US7508504Aug 9, 2007Mar 24, 2009Accretech Usa, Inc.Automatic wafer edge inspection and review system
US7763863Jun 11, 2008Jul 27, 2010Hitachi High-Technologies CorporationCharged particle beam application apparatus
US7772567Jan 29, 2007Aug 10, 2010Hitachi High-Technologies CorporationSpecimen holding device and charged particle beam device
US8077291Oct 9, 2007Dec 13, 2011Asml Netherlands B.V.Substrate placement in immersion lithography
US8158955Jul 1, 2010Apr 17, 2012Hitachi High-Technologies CorporationCharged particle beam application apparatus
US8232522Jun 23, 2009Jul 31, 2012Hitachi High-Technologies CorporationSemiconductor inspecting apparatus
US8294094Aug 16, 2011Oct 23, 2012Hermes Microvision Inc.Method and apparatus for reducing substrate edge effect during inspection
US8441617Nov 3, 2011May 14, 2013Asml Netherlands B.V.Substrate placement in immersion lithography
US8519332Jun 29, 2012Aug 27, 2013Hitachi High-Technologies CorporationSemiconductor inspecting apparatus
US8536540May 14, 2010Sep 17, 2013Hitachi High-Technologies CorporationCharged particle beam apparatus and method for stably obtaining charged particle beam image
US8653455Jun 3, 2010Feb 18, 2014Hitachi High-Technologies CorporationCharged particle beam device and evaluation method using the charged particle beam device
US8766185 *Jan 15, 2010Jul 1, 2014Hitachi, Ltd.Charged particle beam device
US20100181480 *Jan 15, 2010Jul 22, 2010Hitachi, Ltd.Charged particle beam device
Classifications
U.S. Classification850/9, 428/620, 250/311, 850/18, 324/762.05, 324/757.03
International ClassificationH01J37/244, H01J37/20, H01J37/28, H01L21/66, G01N23/203, G21K7/00, G01Q30/02, G01Q30/20
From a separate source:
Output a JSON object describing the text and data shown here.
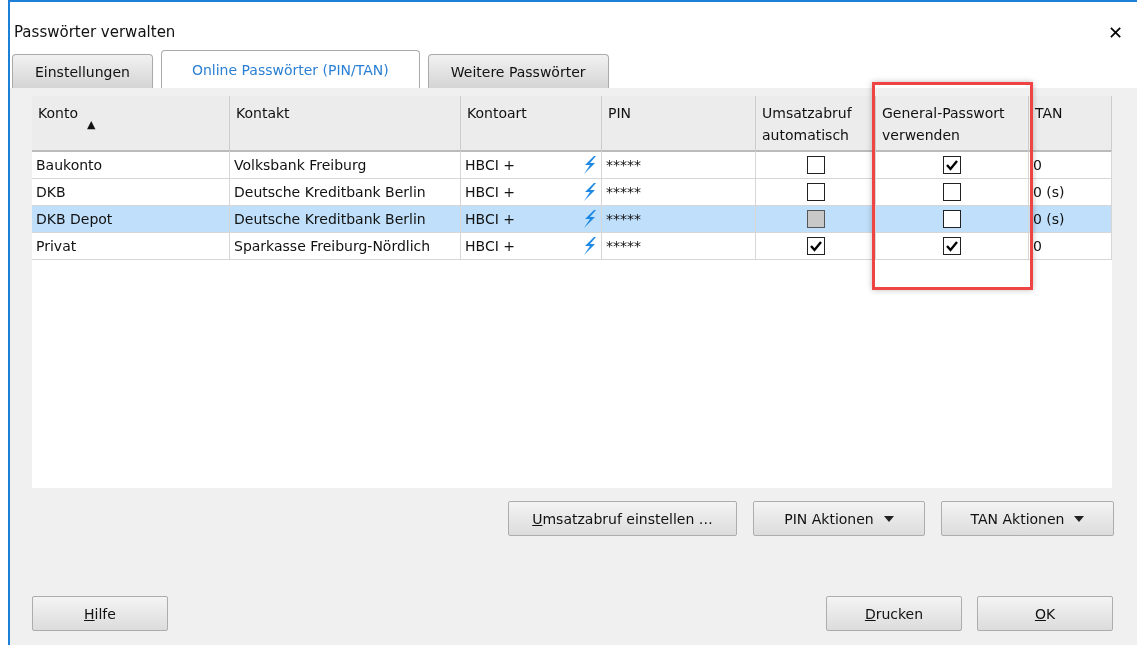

Cooperative ClassificationH01J2237/153, H01J37/20
European ClassificationH01J37/20
Legal Events
DateCodeEventDescription
Dec 7, 2012FPAYFee payment
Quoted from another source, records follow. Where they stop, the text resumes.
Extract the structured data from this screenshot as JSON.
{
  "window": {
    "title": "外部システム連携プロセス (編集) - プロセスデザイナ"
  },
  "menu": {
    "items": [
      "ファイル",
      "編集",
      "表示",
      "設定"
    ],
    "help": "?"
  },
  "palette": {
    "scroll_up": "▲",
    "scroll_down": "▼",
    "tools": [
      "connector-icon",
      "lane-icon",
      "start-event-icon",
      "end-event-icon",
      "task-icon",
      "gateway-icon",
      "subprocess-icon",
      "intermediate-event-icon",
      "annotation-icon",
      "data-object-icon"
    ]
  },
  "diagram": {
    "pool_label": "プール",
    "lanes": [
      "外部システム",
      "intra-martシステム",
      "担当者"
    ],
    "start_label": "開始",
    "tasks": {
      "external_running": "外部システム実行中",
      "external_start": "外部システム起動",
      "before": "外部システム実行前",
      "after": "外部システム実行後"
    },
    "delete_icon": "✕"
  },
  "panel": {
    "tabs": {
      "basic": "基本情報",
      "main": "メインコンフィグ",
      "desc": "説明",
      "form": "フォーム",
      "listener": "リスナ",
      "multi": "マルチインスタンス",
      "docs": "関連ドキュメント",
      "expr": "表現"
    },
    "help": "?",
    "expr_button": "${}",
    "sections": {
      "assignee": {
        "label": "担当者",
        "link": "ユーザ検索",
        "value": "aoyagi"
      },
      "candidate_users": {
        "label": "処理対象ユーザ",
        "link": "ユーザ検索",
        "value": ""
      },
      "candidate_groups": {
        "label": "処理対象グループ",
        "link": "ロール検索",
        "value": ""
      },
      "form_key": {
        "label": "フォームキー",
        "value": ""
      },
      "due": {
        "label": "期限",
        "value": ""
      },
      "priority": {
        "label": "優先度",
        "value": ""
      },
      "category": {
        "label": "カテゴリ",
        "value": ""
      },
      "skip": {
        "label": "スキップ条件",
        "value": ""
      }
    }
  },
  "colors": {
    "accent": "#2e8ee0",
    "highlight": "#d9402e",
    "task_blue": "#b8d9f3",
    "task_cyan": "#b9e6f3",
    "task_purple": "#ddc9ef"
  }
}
Year of fee payment: 8
Dec 8, 2008FPAYFee payment
Year of fee payment: 4
Jun 20, 2003ASAssignment
Owner name: KLA-TENCOR TECHNOLOGIES CORPORATION, CALIFORNIA
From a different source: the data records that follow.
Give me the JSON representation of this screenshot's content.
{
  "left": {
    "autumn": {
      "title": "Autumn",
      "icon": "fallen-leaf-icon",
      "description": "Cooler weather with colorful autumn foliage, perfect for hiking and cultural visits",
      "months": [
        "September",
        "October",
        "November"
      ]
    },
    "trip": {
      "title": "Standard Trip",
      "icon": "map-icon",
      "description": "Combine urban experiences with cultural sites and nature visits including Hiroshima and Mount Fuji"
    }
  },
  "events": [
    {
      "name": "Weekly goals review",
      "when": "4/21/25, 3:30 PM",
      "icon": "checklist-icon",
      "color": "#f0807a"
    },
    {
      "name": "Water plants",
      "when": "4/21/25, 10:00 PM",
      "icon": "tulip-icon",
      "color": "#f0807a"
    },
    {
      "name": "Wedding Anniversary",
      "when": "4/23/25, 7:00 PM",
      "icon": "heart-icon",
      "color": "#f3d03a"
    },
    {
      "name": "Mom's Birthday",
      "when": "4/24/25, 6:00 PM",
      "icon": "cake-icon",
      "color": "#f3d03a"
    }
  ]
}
Free format text: ASSIGNMENT OF ASSIGNORS INTEREST;ASSIGNORS:MANKOS, MARIAN;ADLER, DAVID L.;REEL/FRAME:014224/0402;SIGNING DATES FROM 20030606 TO 20030618
Owner name: KLA-TENCOR TECHNOLOGIES CORPORATION ONE TECHNOLOGY
Free format text: ASSIGNMENT OF ASSIGNORS INTEREST;ASSIGNORS:MANKOS, MARIAN /AR;REEL/FRAME:014224/0402;SIGNING DATES FROM 20030606 TO 20030618